**What is being asked:** Images are to be dropped, and the rest of the data reproduced exactly.

+++ Study material

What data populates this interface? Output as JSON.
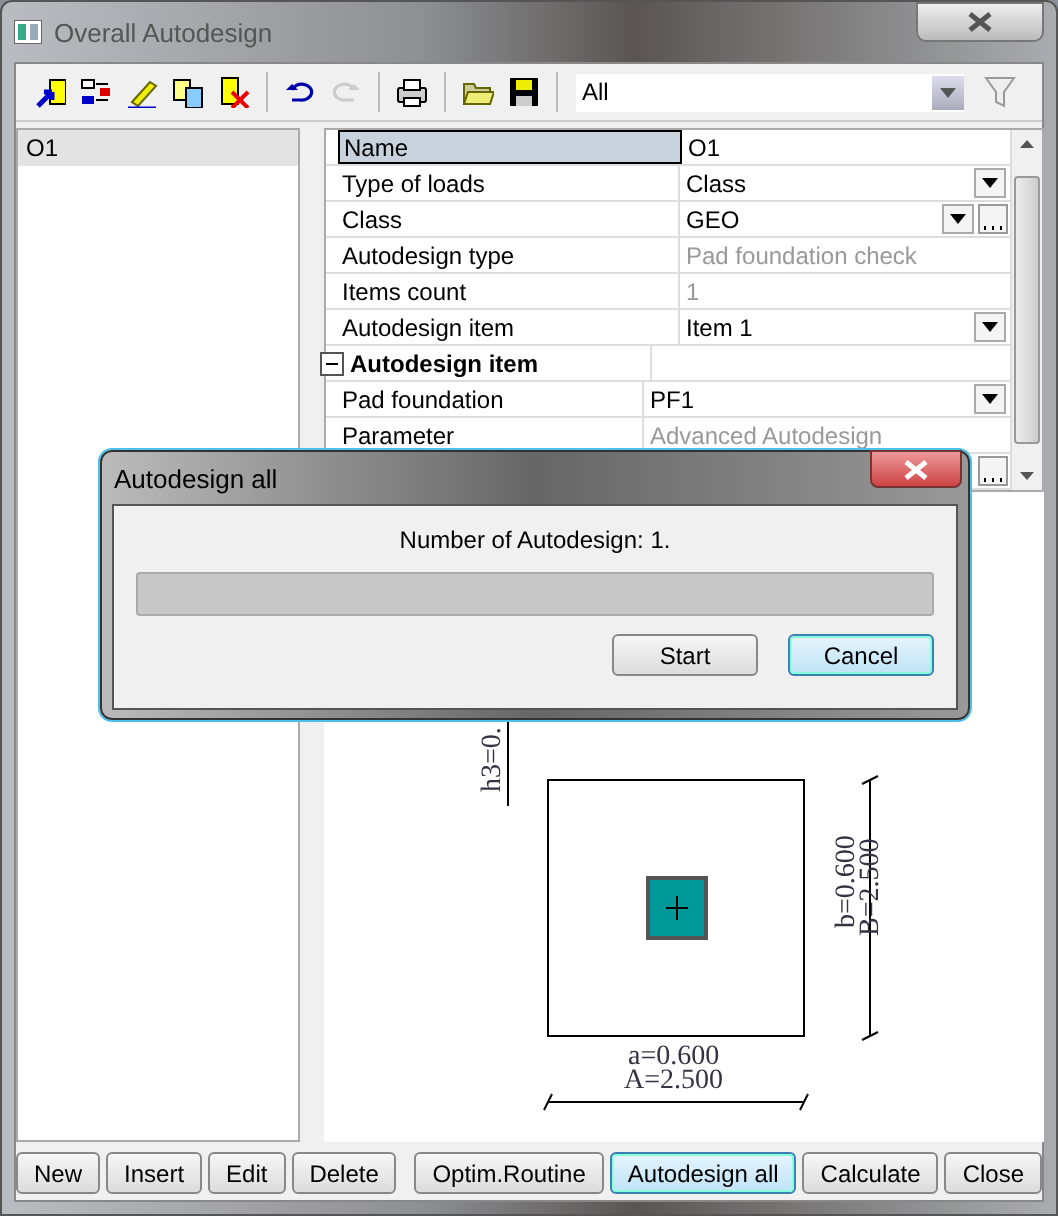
{
  "window": {
    "title": "Overall Autodesign"
  },
  "toolbar": {
    "tools": [
      {
        "kind": "insert",
        "disabled": false
      },
      {
        "kind": "move",
        "disabled": false
      },
      {
        "kind": "edit",
        "disabled": false
      },
      {
        "kind": "copy",
        "disabled": false
      },
      {
        "kind": "delete",
        "disabled": false
      },
      {
        "kind": "separator"
      },
      {
        "kind": "undo",
        "disabled": false
      },
      {
        "kind": "redo",
        "disabled": true
      },
      {
        "kind": "separator"
      },
      {
        "kind": "print",
        "disabled": false
      },
      {
        "kind": "separator"
      },
      {
        "kind": "open",
        "disabled": false
      },
      {
        "kind": "save",
        "disabled": false
      },
      {
        "kind": "separator"
      }
    ],
    "filter": {
      "value": "All"
    },
    "filter_button": {
      "disabled": true
    }
  },
  "list": [
    {
      "label": "O1",
      "selected": true
    }
  ],
  "properties": [
    {
      "kind": "text",
      "label": "Name",
      "value": "O1",
      "selected": true
    },
    {
      "kind": "dropdown",
      "label": "Type of loads",
      "value": "Class",
      "selected": false
    },
    {
      "kind": "dropdown-browse",
      "label": "Class",
      "value": "GEO",
      "selected": false
    },
    {
      "kind": "readonly",
      "label": "Autodesign type",
      "value": "Pad foundation check",
      "selected": false
    },
    {
      "kind": "readonly",
      "label": "Items count",
      "value": "1",
      "selected": false
    },
    {
      "kind": "dropdown",
      "label": "Autodesign item",
      "value": "Item 1",
      "selected": false
    },
    {
      "kind": "group",
      "label": "Autodesign item",
      "expanded": true,
      "children": [
        {
          "kind": "dropdown",
          "label": "Pad foundation",
          "value": "PF1"
        },
        {
          "kind": "readonly",
          "label": "Parameter",
          "value": "Advanced Autodesign"
        },
        {
          "kind": "browse"
        }
      ]
    }
  ],
  "drawing": {
    "labels": [
      "h3=0.",
      "b=0.600",
      "B=2.500",
      "a=0.600",
      "A=2.500"
    ]
  },
  "left_buttons": [
    {
      "label": "New",
      "default": false
    },
    {
      "label": "Insert",
      "default": false
    },
    {
      "label": "Edit",
      "default": false
    },
    {
      "label": "Delete",
      "default": false
    }
  ],
  "right_buttons": [
    {
      "label": "Optim.Routine",
      "default": false
    },
    {
      "label": "Autodesign all",
      "default": true
    },
    {
      "label": "Calculate",
      "default": false
    },
    {
      "label": "Close",
      "default": false
    }
  ],
  "dialog": {
    "title": "Autodesign all",
    "message": "Number of Autodesign: 1.",
    "level": 0,
    "buttons": [
      {
        "label": "Start",
        "default": false
      },
      {
        "label": "Cancel",
        "default": true
      }
    ]
  }
}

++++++

**Result:**
What data populates this interface? Output as JSON.
{
  "window": {
    "title": "Overall Autodesign"
  },
  "toolbar": {
    "tools": [
      {
        "kind": "insert",
        "disabled": false
      },
      {
        "kind": "move",
        "disabled": false
      },
      {
        "kind": "edit",
        "disabled": false
      },
      {
        "kind": "copy",
        "disabled": false
      },
      {
        "kind": "delete",
        "disabled": false
      },
      {
        "kind": "separator"
      },
      {
        "kind": "undo",
        "disabled": false
      },
      {
        "kind": "redo",
        "disabled": true
      },
      {
        "kind": "separator"
      },
      {
        "kind": "print",
        "disabled": false
      },
      {
        "kind": "separator"
      },
      {
        "kind": "open",
        "disabled": false
      },
      {
        "kind": "save",
        "disabled": false
      },
      {
        "kind": "separator"
      }
    ],
    "filter": {
      "value": "All"
    },
    "filter_button": {
      "disabled": true
    }
  },
  "list": [
    {
      "label": "O1",
      "selected": true
    }
  ],
  "properties": [
    {
      "kind": "text",
      "label": "Name",
      "value": "O1",
      "selected": true
    },
    {
      "kind": "dropdown",
      "label": "Type of loads",
      "value": "Class",
      "selected": false
    },
    {
      "kind": "dropdown-browse",
      "label": "Class",
      "value": "GEO",
      "selected": false
    },
    {
      "kind": "readonly",
      "label": "Autodesign type",
      "value": "Pad foundation check",
      "selected": false
    },
    {
      "kind": "readonly",
      "label": "Items count",
      "value": "1",
      "selected": false
    },
    {
      "kind": "dropdown",
      "label": "Autodesign item",
      "value": "Item 1",
      "selected": false
    },
    {
      "kind": "group",
      "label": "Autodesign item",
      "expanded": true,
      "children": [
        {
          "kind": "dropdown",
          "label": "Pad foundation",
          "value": "PF1"
        },
        {
          "kind": "readonly",
          "label": "Parameter",
          "value": "Advanced Autodesign"
        },
        {
          "kind": "browse"
        }
      ]
    }
  ],
  "drawing": {
    "labels": [
      "h3=0.",
      "b=0.600",
      "B=2.500",
      "a=0.600",
      "A=2.500"
    ]
  },
  "left_buttons": [
    {
      "label": "New",
      "default": false
    },
    {
      "label": "Insert",
      "default": false
    },
    {
      "label": "Edit",
      "default": false
    },
    {
      "label": "Delete",
      "default": false
    }
  ],
  "right_buttons": [
    {
      "label": "Optim.Routine",
      "default": false
    },
    {
      "label": "Autodesign all",
      "default": true
    },
    {
      "label": "Calculate",
      "default": false
    },
    {
      "label": "Close",
      "default": false
    }
  ],
  "dialog": {
    "title": "Autodesign all",
    "message": "Number of Autodesign: 1.",
    "level": 0,
    "buttons": [
      {
        "label": "Start",
        "default": false
      },
      {
        "label": "Cancel",
        "default": true
      }
    ]
  }
}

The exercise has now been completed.